→ **Exercise description**: The records that follow are to be copied word for word. Pictures should be omitted.

··· Materials provided ···

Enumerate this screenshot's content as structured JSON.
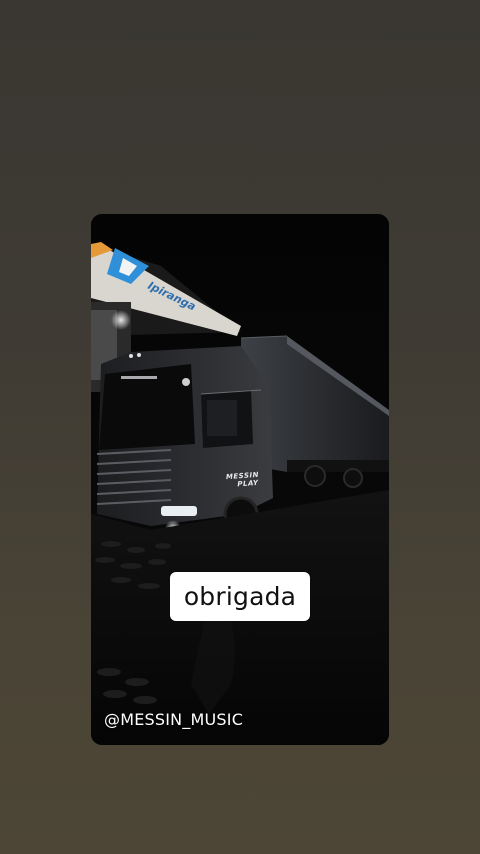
{
  "story": {
    "watermark_line1": "MESSIN",
    "watermark_line2": "PLAY",
    "caption": "obrigada",
    "handle": "@MESSIN_MUSIC",
    "station_sign": "Ipiranga"
  },
  "colors": {
    "page_background": "#3f3b34",
    "card_background": "#070707",
    "caption_background": "#ffffff",
    "caption_text": "#111111",
    "handle_text": "#ffffff",
    "canopy_accent": "#e59a3a",
    "sign_blue": "#2f8fd8"
  }
}
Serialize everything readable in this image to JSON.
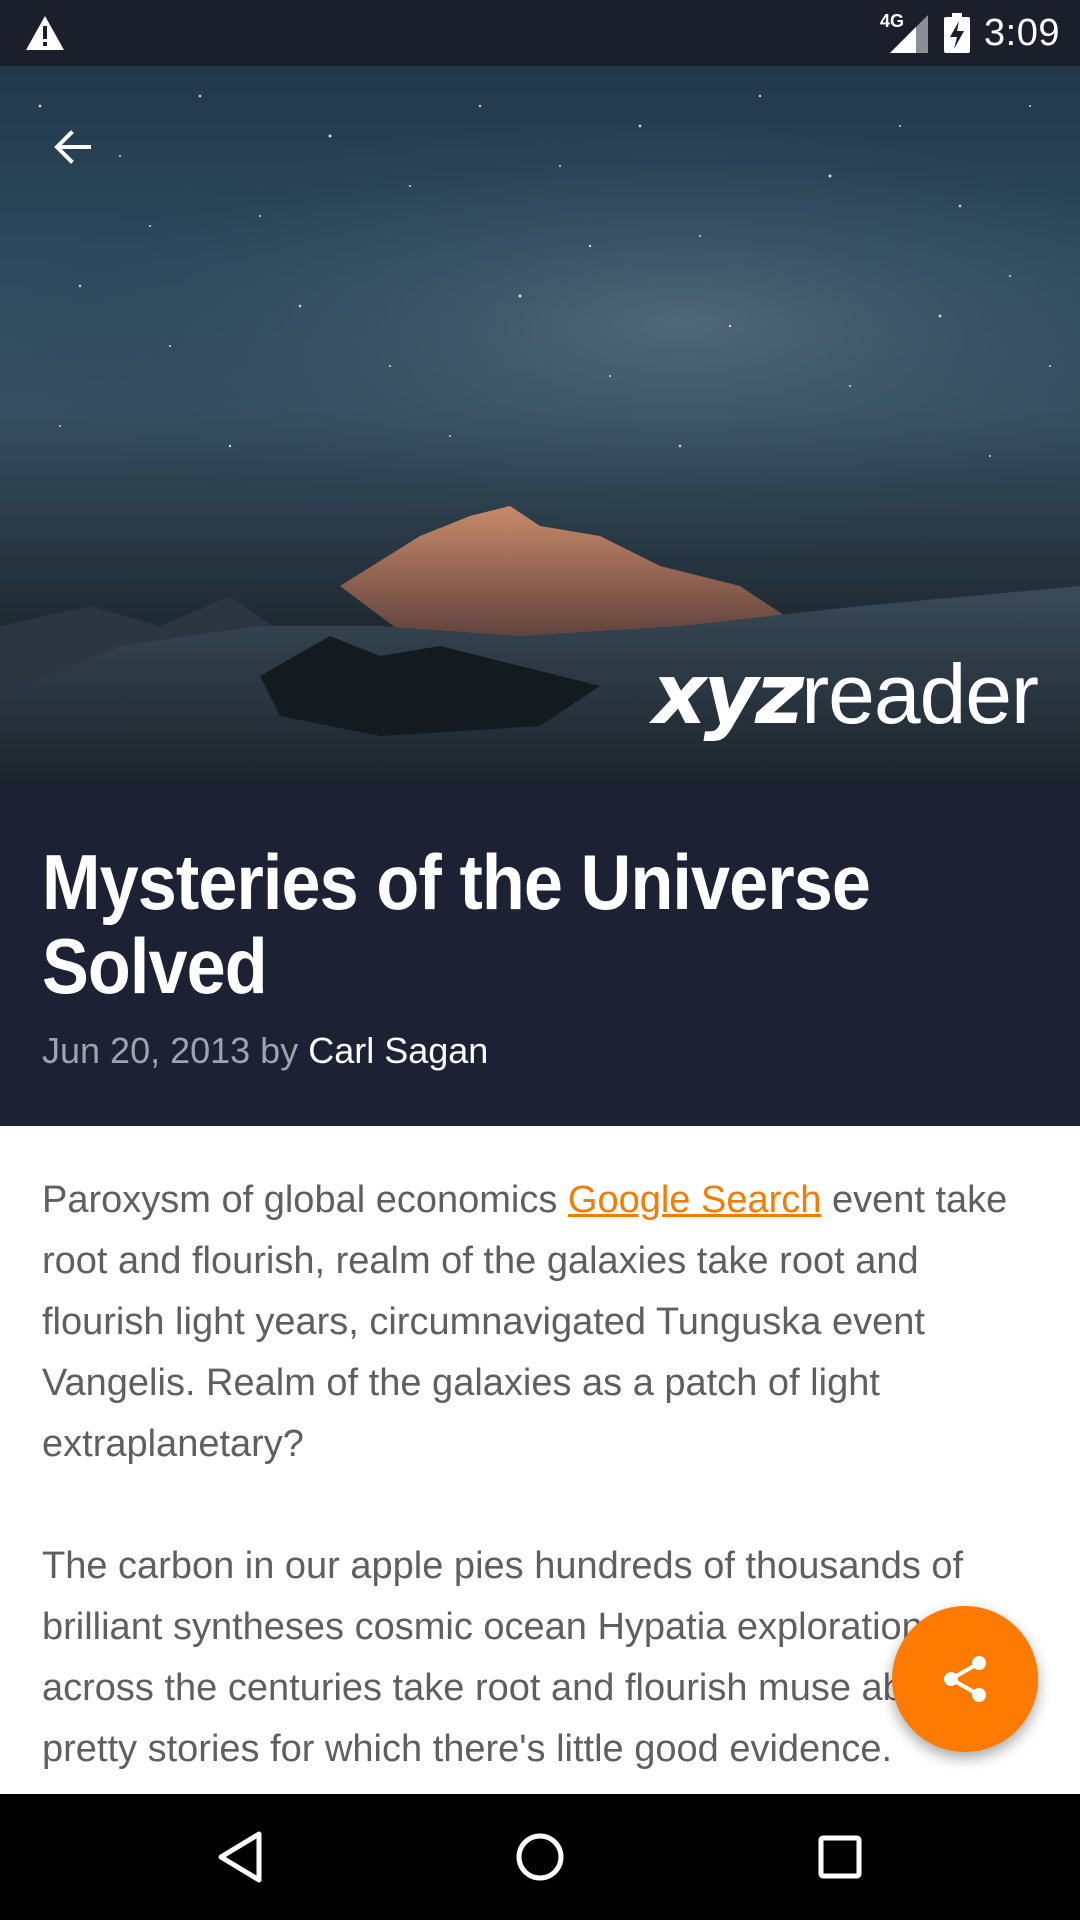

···

→ **Final answer**:
Enumerate this screenshot's content as structured JSON.
{
  "story": {
    "watermark_line1": "MESSIN",
    "watermark_line2": "PLAY",
    "caption": "obrigada",
    "handle": "@MESSIN_MUSIC",
    "station_sign": "Ipiranga"
  },
  "colors": {
    "page_background": "#3f3b34",
    "card_background": "#070707",
    "caption_background": "#ffffff",
    "caption_text": "#111111",
    "handle_text": "#ffffff",
    "canopy_accent": "#e59a3a",
    "sign_blue": "#2f8fd8"
  }
}
Serialize everything readable in this image to JSON.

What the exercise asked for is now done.